Sundance and the Oscars: A big week for UCLA's School of Theater, Film and TV
By David Chute January 30, 2012 Category: Arts & Humanities
Five Academy Award nominations and a brace of official selections in competition at the Sundance Film Festival capped an extraordinary week of accomplishment for students and alumni of the UCLA School of Theater, Film and Television (TFT) last week.
Oscar nominations for best film (2), best director, best screenplay and best animated feature were announced at the same time films by TFT alumni were screening at Sundance in the U.S. Dramatic and World Cinema Documentary competitions and a film written and directed by a current TFT student was being featured in the Short Film, International Fiction competition.
"This has been a truly remarkable and unprecedented week, by any measure, for any professional school of entertainment and performing arts," said Teri Schwartz, dean of the school. "This showing is a great testament to a UCLA education and the extraordinary depth and range of talent that is nurtured and developed at TFT. The Academy's and Sundance's acknowledgement of our students' and alumni's work underscores our school's impact and influence across the entire landscape of the entertainment and performing arts industry, both mainstream and independent.
"Our students and alumni are true creative leaders who continue to shine as the gold standard for great cinematic storytelling around the world. I could not be more proud of our students and alumni, and I am absolutely thrilled and honored to join everyone in the celebration of their outstanding achievements."
When the 2012 Oscar nominations were announced Jan. 24, TFT had reason to celebrate. Alexander Payne (M.F.A. '90), who directed and co-wrote the 2004 Oscar winner "Sideways," received three nominations, for best director, best adapted screenplay and best picture, for his work on "The Descendants," a film for which he won the Golden Globe Award for best motion picture–drama from the Hollywood Foreign Press Association on Jan. 15.
Director Gore Verbinski ("Pirates of the Caribbean"), an alumnus and TFT executive board member, joined Payne as an Oscar nominee. Verbinski made a departure from directing live-action films and received a best animated feature nomination for his first animated directing/producing effort, "Rango," a critical favorite starring Johnny Depp. The film has also received nine Annie Award nominations from the International Animated Film Society, the field's highest honor.
Alumnus and TFT executive board member Frank Marshall ('68), with more than 70 highly successful films to his credit over a landmark career, including "Jurassic Park," "The Bourne Identity" and "Indiana Jones," to name but a few, received a best picture nomination for "War Horse," a World War I drama based on the internationally successful, groundbreaking play.
Sundance Film Festival
At Sundance, two feature films with world premieres in competition were written and directed by TFT alumni.

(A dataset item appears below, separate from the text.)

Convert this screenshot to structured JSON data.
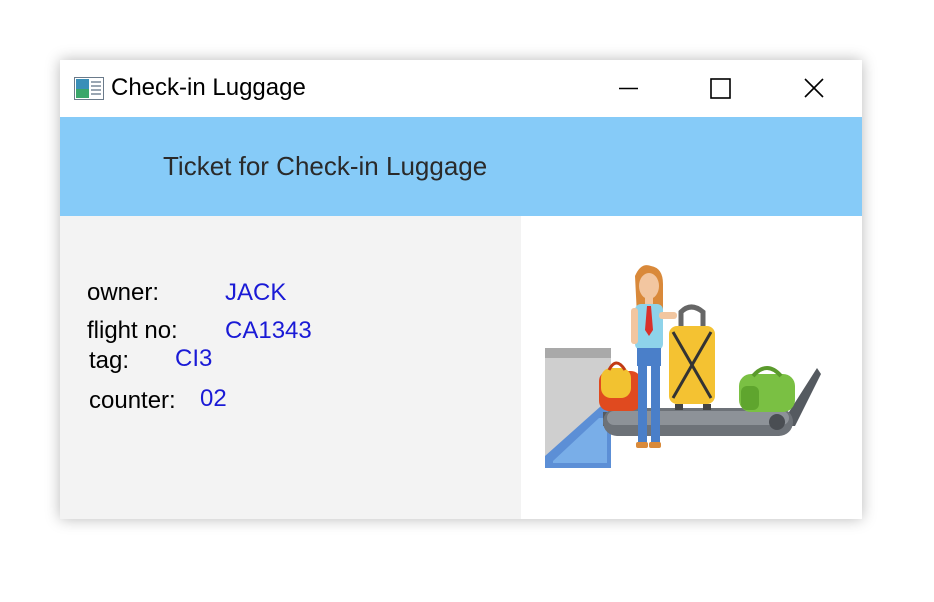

In the U.S. Dramatic Competition, James Ponsoldt ('10), a graduate of the TFT professional program in screenwriting, premiered "Smashed," starring Mary Elizabeth Winstead and Emmy winner Aaron Paul, from the TV series "Breaking Bad." "Smashed" topped off its festival premiere by receiving the coveted Special Jury Prize for Excellence from the Sundance jury.
In the World Cinema Documentary Competition, Marius Markevicius (M.F.A. '02) co-producer of last year's Sundance hit "Like Crazy," debuted as a writer–director with his passion-project feature documentary "The Other Dream Team," which tells the personal story of the extraordinary basketball players from Lithuania who surprised the world by snagging a bronze medal at the 1992 Olympic Games in Barcelona.
Other Bruin highlights at Sundance included a rare screening of "Daughters of the Dust" (1991), a classic of African-American independent cinema written and directed by Julie Dash (M.F.A. '85), in a dazzling new print created by the UCLA Film & Television Archive. With opening remarks delivered by Dean Schwartz, the film played to a full and enthusiastic audience who treasured the opportunity to see this extraordinary cinematic masterwork.
The Short Film, International Fiction Competition featured "Playtime," a film written and directed by current student Lucas Mireles ('12), and produced by recent graduate Ryan Slattery ('11), which was made last year in Germany as part of a cinematic exchange program arranged by Barbara Boyle, chair of the UCLA Department of Film, Television and Digital Media, with the Internationale Filmschule Köln (Cologne). "Playtime" was inspired by the landmark silent feature "People on Sunday (1930)", whose production team included future greats Billy Wilder, Robert Siodmak and Fred Zinneman.
To read more about UCLA at Sundance and view videos, visit http://ucla.in/w5a1XA.
For more on UCLA alumni nominated for Oscars, visit http://ucla.in/xacB94.